Gregory Symko, D.C., is a chiropractor who specializes in helping people with brain issues related to stroke. He helps them improve their hand-eye coordination and balance issues, working with their arms, legs, or hands.
Dr. Symko also brings a unique perspective to his work: He is a stroke survivor.
When he was 40 years old, Dr. Symko had a stroke, which he later learned had been a series of five mini-strokes.
"I realized that if I could do brain-based therapy for myself, I could help other stroke victims recover."
- Gregory Symko, D.C.
Dr. Symko's stroke left him unable to see, eat, or walk. Something as simple as raindrops or wind on his hand would cause severe pain, and he had to wear gloves to help prevent it.
"It was terrible," he recalls. "I had extreme burning in my arm, leg, and face."
His symptoms became worse over time. In addition to pain and numbness, he also had vertigo, which makes you feel like you are spinning. This caused severe balance issues. He also couldn't focus his eyes on anything.
"When you have a stroke, your brain gets confused," he says. "Parts of your brain that deal with your sense of touch can get messed up." For example, his left arm was numb, but he experienced extreme pain in his right arm.
Hard work pays off
For a few years, Dr. Symko couldn't do anything on his own and had to get help from his wife, family, and health care professionals.
But after three years of hard work with physical therapists and occupational therapists, and on his own, Dr. Symko was able to go back to work—just not as a chiropractor. He worked at a pharmaceutical company and continued to take care of himself by eating well, exercising daily, and using brain-based therapy. He had to reteach his brain to focus and gain use of his limbs again.
"Brain-based therapy is all about teaching your brain to do new things," Dr. Symko says. "I realized that if I could do brain-based therapy for myself, I could help other stroke victims recover."
Four years after returning to work, Dr. Symko felt strong enough to reopen his chiropractic business in Concord, Massachusetts.

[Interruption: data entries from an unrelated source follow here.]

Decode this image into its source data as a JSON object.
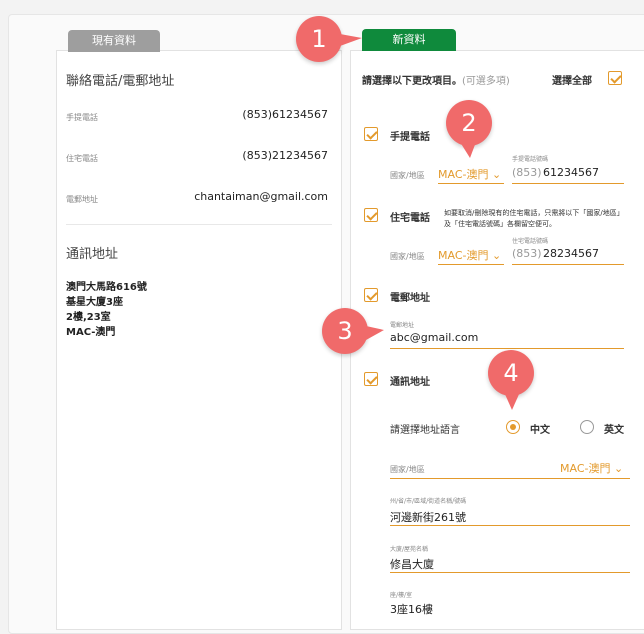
{
  "tabs": {
    "current": "現有資料",
    "new": "新資料"
  },
  "left": {
    "contact_heading": "聯絡電話/電郵地址",
    "rows": [
      {
        "label": "手提電話",
        "value": "(853)61234567"
      },
      {
        "label": "住宅電話",
        "value": "(853)21234567"
      },
      {
        "label": "電郵地址",
        "value": "chantaiman@gmail.com"
      }
    ],
    "address_heading": "通訊地址",
    "address_lines": [
      "澳門大馬路616號",
      "基星大廈3座",
      "2樓,23室",
      "MAC-澳門"
    ]
  },
  "right": {
    "instruction": "請選擇以下更改項目。",
    "instruction_hint": "(可選多項)",
    "select_all": "選擇全部",
    "mobile": {
      "label": "手提電話",
      "region_label": "國家/地區",
      "region_value": "MAC-澳門",
      "phone_label": "手提電話號碼",
      "prefix": "(853)",
      "number": "61234567"
    },
    "home": {
      "label": "住宅電話",
      "note": "如要取消/刪除現有的住宅電話，只需將以下「國家/地區」及「住宅電話號碼」各欄留空便可。",
      "region_label": "國家/地區",
      "region_value": "MAC-澳門",
      "phone_label": "住宅電話號碼",
      "prefix": "(853)",
      "number": "28234567"
    },
    "email": {
      "label": "電郵地址",
      "field_label": "電郵地址",
      "value": "abc@gmail.com"
    },
    "address": {
      "label": "通訊地址",
      "lang_prompt": "請選擇地址語言",
      "lang_zh": "中文",
      "lang_en": "英文",
      "region_label": "國家/地區",
      "region_value": "MAC-澳門",
      "street_label": "州/省/市/區域/街道名稱/號碼",
      "street_value": "河邊新街261號",
      "building_label": "大廈/屋苑名稱",
      "building_value": "修昌大廈",
      "floor_label": "座/樓/室",
      "floor_value": "3座16樓"
    }
  },
  "markers": [
    "1",
    "2",
    "3",
    "4"
  ],
  "colors": {
    "accent": "#e39a2c",
    "tab_green": "#0f8a3c",
    "tab_grey": "#9e9e9e",
    "marker": "#f06a6a"
  }
}
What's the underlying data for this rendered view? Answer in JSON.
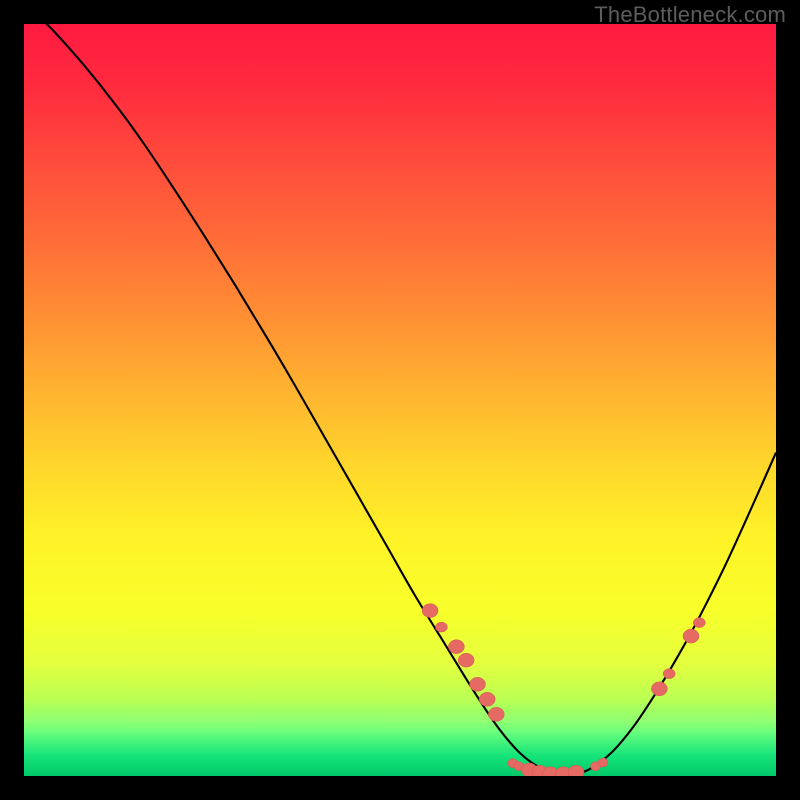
{
  "watermark": "TheBottleneck.com",
  "chart_data": {
    "type": "line",
    "title": "",
    "xlabel": "",
    "ylabel": "",
    "xlim": [
      0,
      100
    ],
    "ylim": [
      0,
      100
    ],
    "grid": false,
    "legend": false,
    "description": "Bottleneck percentage curve descending from high on the left to a minimum near x≈70 then rising, over a red→yellow→green vertical severity gradient (red=high bottleneck, green=low).",
    "series": [
      {
        "name": "bottleneck",
        "x": [
          0,
          4,
          8,
          12,
          16,
          20,
          24,
          28,
          32,
          36,
          40,
          44,
          48,
          52,
          56,
          60,
          63,
          66,
          69,
          72,
          75,
          78,
          81,
          84,
          87,
          90,
          93,
          96,
          100
        ],
        "y": [
          103,
          99,
          94.5,
          89.5,
          84,
          78,
          71.8,
          65.4,
          58.8,
          52,
          45,
          38,
          31,
          24,
          17.5,
          11,
          6.5,
          3,
          0.9,
          0.1,
          0.8,
          3,
          6.5,
          11,
          16,
          21.5,
          27.5,
          34,
          43
        ]
      }
    ],
    "markers": [
      {
        "x": 54,
        "y": 22,
        "size": "big"
      },
      {
        "x": 55.5,
        "y": 19.8,
        "size": "mid"
      },
      {
        "x": 57.5,
        "y": 17.2,
        "size": "big"
      },
      {
        "x": 58.8,
        "y": 15.4,
        "size": "big"
      },
      {
        "x": 60.3,
        "y": 12.2,
        "size": "big"
      },
      {
        "x": 61.6,
        "y": 10.2,
        "size": "big"
      },
      {
        "x": 62.8,
        "y": 8.2,
        "size": "big"
      },
      {
        "x": 65,
        "y": 1.7,
        "size": "sm"
      },
      {
        "x": 65.8,
        "y": 1.3,
        "size": "sm"
      },
      {
        "x": 67.2,
        "y": 0.8,
        "size": "big"
      },
      {
        "x": 68.6,
        "y": 0.5,
        "size": "big"
      },
      {
        "x": 70,
        "y": 0.3,
        "size": "big"
      },
      {
        "x": 71.7,
        "y": 0.3,
        "size": "big"
      },
      {
        "x": 73.4,
        "y": 0.5,
        "size": "big"
      },
      {
        "x": 76,
        "y": 1.3,
        "size": "sm"
      },
      {
        "x": 77,
        "y": 1.8,
        "size": "sm"
      },
      {
        "x": 84.5,
        "y": 11.6,
        "size": "big"
      },
      {
        "x": 85.8,
        "y": 13.6,
        "size": "mid"
      },
      {
        "x": 88.7,
        "y": 18.6,
        "size": "big"
      },
      {
        "x": 89.8,
        "y": 20.4,
        "size": "mid"
      }
    ],
    "gradient_stops": [
      {
        "pct": 0,
        "color": "#ff1a40"
      },
      {
        "pct": 18,
        "color": "#ff4b3c"
      },
      {
        "pct": 38,
        "color": "#ff8c34"
      },
      {
        "pct": 58,
        "color": "#ffd42c"
      },
      {
        "pct": 78,
        "color": "#f8ff2a"
      },
      {
        "pct": 90,
        "color": "#b8ff54"
      },
      {
        "pct": 97,
        "color": "#17e57a"
      },
      {
        "pct": 100,
        "color": "#00c86a"
      }
    ]
  }
}
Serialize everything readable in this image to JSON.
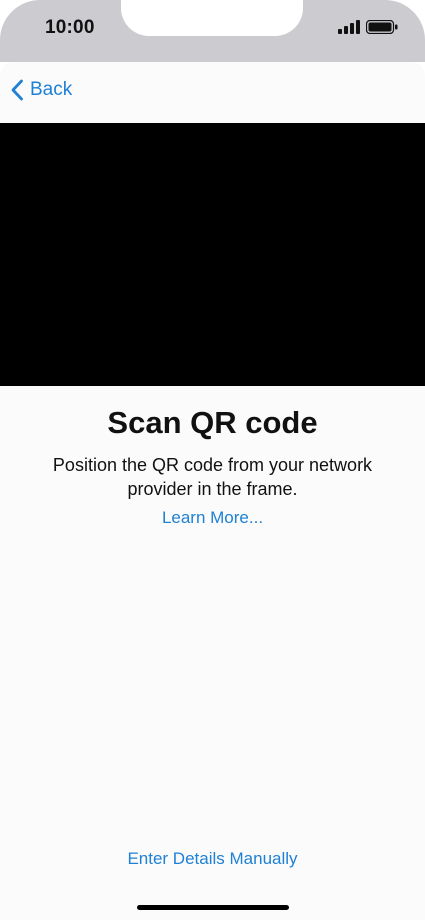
{
  "status_bar": {
    "time": "10:00",
    "signal_icon": "cellular-signal-icon",
    "battery_icon": "battery-icon"
  },
  "nav": {
    "back_label": "Back",
    "back_icon": "chevron-left-icon"
  },
  "content": {
    "title": "Scan QR code",
    "description": "Position the QR code from your network provider in the frame.",
    "learn_more": "Learn More..."
  },
  "footer": {
    "manual_entry": "Enter Details Manually"
  },
  "colors": {
    "accent": "#1f80d4",
    "status_bar_bg": "#cbcbd0",
    "sheet_bg": "#fbfbfc",
    "camera_bg": "#000000"
  }
}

Now 61, he says that he treats patients from a different perspective.
"A stroke changes you," he says. "It put my life on pause for seven years, but now I'm healthier than ever." He eats healthier foods and understands the impact that exercise has on his brain.
While Dr. Symko occasionally has vision issues at night and trouble walking due to balance problems, he says he doesn't get discouraged.
"I view these issues as a message to push even harder to remain healthy," he says.
Dr. Symko advises those who have suffered a stroke or who care for stroke victims to be patient and not give up.
"Eat well, get lots of sleep, and exercise regularly to keep your brain active," he says. "Strokes aren't the end of the world. You have to work at recovery all the time."